London businesses lost a total of over 1.5 million working hours during the recent London tube strikes in July and August alone, according to an estimate by communications and collaboration specialist MeetingZone.

Although this week’s strikes have been called off, Londoners still face further misery if a deal isn’t reached between the Unions and London Underground managers, as a further two strikes are planned for 8 and 10 September.

The results are based on a survey commissioned by MeetingZone and conducted by Atomik Research, which surveyed 1000 London commuters. Despite a plethora of communication technologies available and changes to flexible working rules, 72 per cent of London commuters surveyed still felt employers were failing to offer better collaborative and flexible working options amidst the capital’s travel woes.

MeetingZone reminds us that there are many types of unified communication (UC) technologies including Skype for Business and Cisco Webex that can easily allow businesses to collaborate remotely during tube strikes or any other unforeseeable events such as dire weather conditions.

UC technologies include video and voice conferencing, instant messaging, file sharing and ‘presence’ - the ability to see instantly whether someone is available. These technologies enable staff to engage with one another, irrespective of where they are, or what device they’re using - whether it’s a PC, laptop, tablet or smartphone.

The survey also found that only nine per cent of bosses let employees work from home during the recent tube strikes, while 66 per cent of Londoners were late during the strike by an average of 38 minutes each day.

Nearly half of those surveyed (45 per cent) were between 30-minutes – 1 hour late during the travel chaos. More workers in the legal profession were late to work during the strikes as 89% didn’t make it on time

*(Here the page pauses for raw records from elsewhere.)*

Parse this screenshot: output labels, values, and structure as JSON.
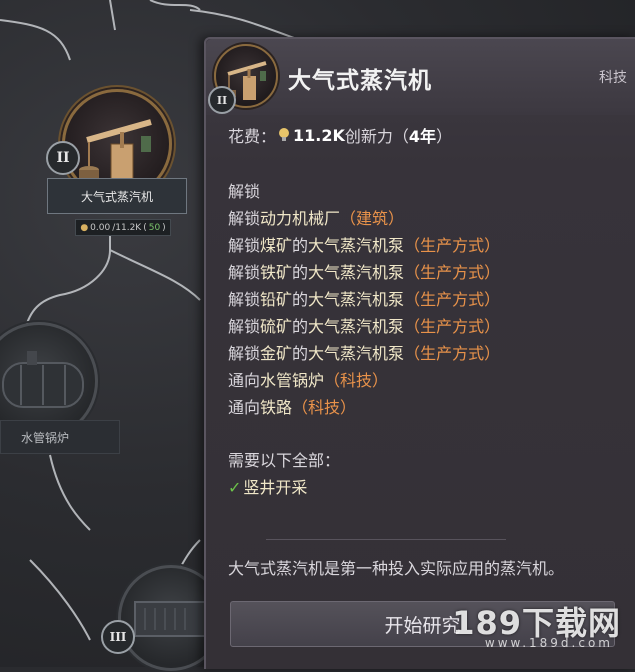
{
  "tooltip": {
    "title": "大气式蒸汽机",
    "level_roman": "II",
    "category": "科技",
    "cost": {
      "label": "花费：",
      "amount": "11.2K",
      "resource": "创新力",
      "duration_open": "（",
      "duration": "4年",
      "duration_close": "）"
    },
    "unlocks_heading": "解锁",
    "unlocks": [
      {
        "prefix": "解锁",
        "target": "动力机械厂",
        "tag": "（建筑）"
      },
      {
        "prefix": "解锁",
        "target": "煤矿",
        "mid": "的",
        "target2": "大气蒸汽机泵",
        "tag": "（生产方式）"
      },
      {
        "prefix": "解锁",
        "target": "铁矿",
        "mid": "的",
        "target2": "大气蒸汽机泵",
        "tag": "（生产方式）"
      },
      {
        "prefix": "解锁",
        "target": "铅矿",
        "mid": "的",
        "target2": "大气蒸汽机泵",
        "tag": "（生产方式）"
      },
      {
        "prefix": "解锁",
        "target": "硫矿",
        "mid": "的",
        "target2": "大气蒸汽机泵",
        "tag": "（生产方式）"
      },
      {
        "prefix": "解锁",
        "target": "金矿",
        "mid": "的",
        "target2": "大气蒸汽机泵",
        "tag": "（生产方式）"
      },
      {
        "prefix": "通向",
        "target": "水管锅炉",
        "tag": "（科技）"
      },
      {
        "prefix": "通向",
        "target": "铁路",
        "tag": "（科技）"
      }
    ],
    "requirements_heading": "需要以下全部：",
    "requirements": [
      {
        "check": "✓",
        "label": "竖井开采"
      }
    ],
    "description": "大气式蒸汽机是第一种投入实际应用的蒸汽机。",
    "start_button": "开始研究"
  },
  "tree": {
    "node_main": {
      "roman": "II",
      "label": "大气式蒸汽机",
      "progress": "0.00",
      "total": "/11.2K",
      "paren_open": "(",
      "count": "50",
      "paren_close": ")"
    },
    "node_boiler": {
      "label": "水管锅炉"
    },
    "node_rail": {
      "roman": "III"
    }
  },
  "watermark": {
    "text": "189下载网",
    "sub": "www.189d.com"
  },
  "colors": {
    "accent_orange": "#e8924a",
    "highlight": "#f0e7c8",
    "check_green": "#6cc24a",
    "medal_gold": "#8a6a3e"
  },
  "icons": {
    "tech_icon": "steam-pump-engine-icon",
    "cost_icon": "lightbulb-icon",
    "check_icon": "checkmark-icon",
    "boiler_icon": "boiler-icon",
    "rail_icon": "railcar-icon"
  }
}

The recent strikes, part of an ongoing dispute over plans to introduce 24 hour Tube services at weekends, were the worst since 2002. The entire London Underground network came to a standstill after shutting down on 8-9 July and 5-6 August 2015.